__EXERCISE GOAL__. Every word of every entry must be retyped exactly.

[Dataset rows for apps and sites]
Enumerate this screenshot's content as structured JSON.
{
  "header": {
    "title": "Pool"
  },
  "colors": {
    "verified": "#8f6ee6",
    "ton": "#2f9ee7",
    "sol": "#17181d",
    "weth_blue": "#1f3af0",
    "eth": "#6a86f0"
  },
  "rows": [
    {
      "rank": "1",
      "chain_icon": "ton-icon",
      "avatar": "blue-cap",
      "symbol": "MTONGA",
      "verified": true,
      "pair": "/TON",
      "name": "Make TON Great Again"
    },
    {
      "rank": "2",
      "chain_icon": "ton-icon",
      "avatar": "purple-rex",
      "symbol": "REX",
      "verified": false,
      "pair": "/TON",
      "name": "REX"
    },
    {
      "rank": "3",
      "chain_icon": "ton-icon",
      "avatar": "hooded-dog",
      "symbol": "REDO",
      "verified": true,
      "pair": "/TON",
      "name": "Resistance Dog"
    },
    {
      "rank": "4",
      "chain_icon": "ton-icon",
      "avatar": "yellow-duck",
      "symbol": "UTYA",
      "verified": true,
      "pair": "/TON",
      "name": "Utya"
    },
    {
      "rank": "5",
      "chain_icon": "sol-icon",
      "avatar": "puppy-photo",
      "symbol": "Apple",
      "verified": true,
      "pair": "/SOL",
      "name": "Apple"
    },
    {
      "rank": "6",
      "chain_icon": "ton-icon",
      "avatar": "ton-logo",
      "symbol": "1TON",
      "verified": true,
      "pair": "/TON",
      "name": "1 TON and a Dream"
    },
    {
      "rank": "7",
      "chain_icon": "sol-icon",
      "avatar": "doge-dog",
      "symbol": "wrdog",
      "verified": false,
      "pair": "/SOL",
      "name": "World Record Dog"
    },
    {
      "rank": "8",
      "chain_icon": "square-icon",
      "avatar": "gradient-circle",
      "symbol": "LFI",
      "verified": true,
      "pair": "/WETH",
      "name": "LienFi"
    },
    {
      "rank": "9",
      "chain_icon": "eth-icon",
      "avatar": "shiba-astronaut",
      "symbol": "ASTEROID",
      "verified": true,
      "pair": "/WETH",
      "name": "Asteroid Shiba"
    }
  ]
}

__WRITTEN REPLY__.
Enumerate this screenshot's content as structured JSON.
{
  "header": {
    "title": "Pool"
  },
  "colors": {
    "verified": "#8f6ee6",
    "ton": "#2f9ee7",
    "sol": "#17181d",
    "weth_blue": "#1f3af0",
    "eth": "#6a86f0"
  },
  "rows": [
    {
      "rank": "1",
      "chain_icon": "ton-icon",
      "avatar": "blue-cap",
      "symbol": "MTONGA",
      "verified": true,
      "pair": "/TON",
      "name": "Make TON Great Again"
    },
    {
      "rank": "2",
      "chain_icon": "ton-icon",
      "avatar": "purple-rex",
      "symbol": "REX",
      "verified": false,
      "pair": "/TON",
      "name": "REX"
    },
    {
      "rank": "3",
      "chain_icon": "ton-icon",
      "avatar": "hooded-dog",
      "symbol": "REDO",
      "verified": true,
      "pair": "/TON",
      "name": "Resistance Dog"
    },
    {
      "rank": "4",
      "chain_icon": "ton-icon",
      "avatar": "yellow-duck",
      "symbol": "UTYA",
      "verified": true,
      "pair": "/TON",
      "name": "Utya"
    },
    {
      "rank": "5",
      "chain_icon": "sol-icon",
      "avatar": "puppy-photo",
      "symbol": "Apple",
      "verified": true,
      "pair": "/SOL",
      "name": "Apple"
    },
    {
      "rank": "6",
      "chain_icon": "ton-icon",
      "avatar": "ton-logo",
      "symbol": "1TON",
      "verified": true,
      "pair": "/TON",
      "name": "1 TON and a Dream"
    },
    {
      "rank": "7",
      "chain_icon": "sol-icon",
      "avatar": "doge-dog",
      "symbol": "wrdog",
      "verified": false,
      "pair": "/SOL",
      "name": "World Record Dog"
    },
    {
      "rank": "8",
      "chain_icon": "square-icon",
      "avatar": "gradient-circle",
      "symbol": "LFI",
      "verified": true,
      "pair": "/WETH",
      "name": "LienFi"
    },
    {
      "rank": "9",
      "chain_icon": "eth-icon",
      "avatar": "shiba-astronaut",
      "symbol": "ASTEROID",
      "verified": true,
      "pair": "/WETH",
      "name": "Asteroid Shiba"
    }
  ]
}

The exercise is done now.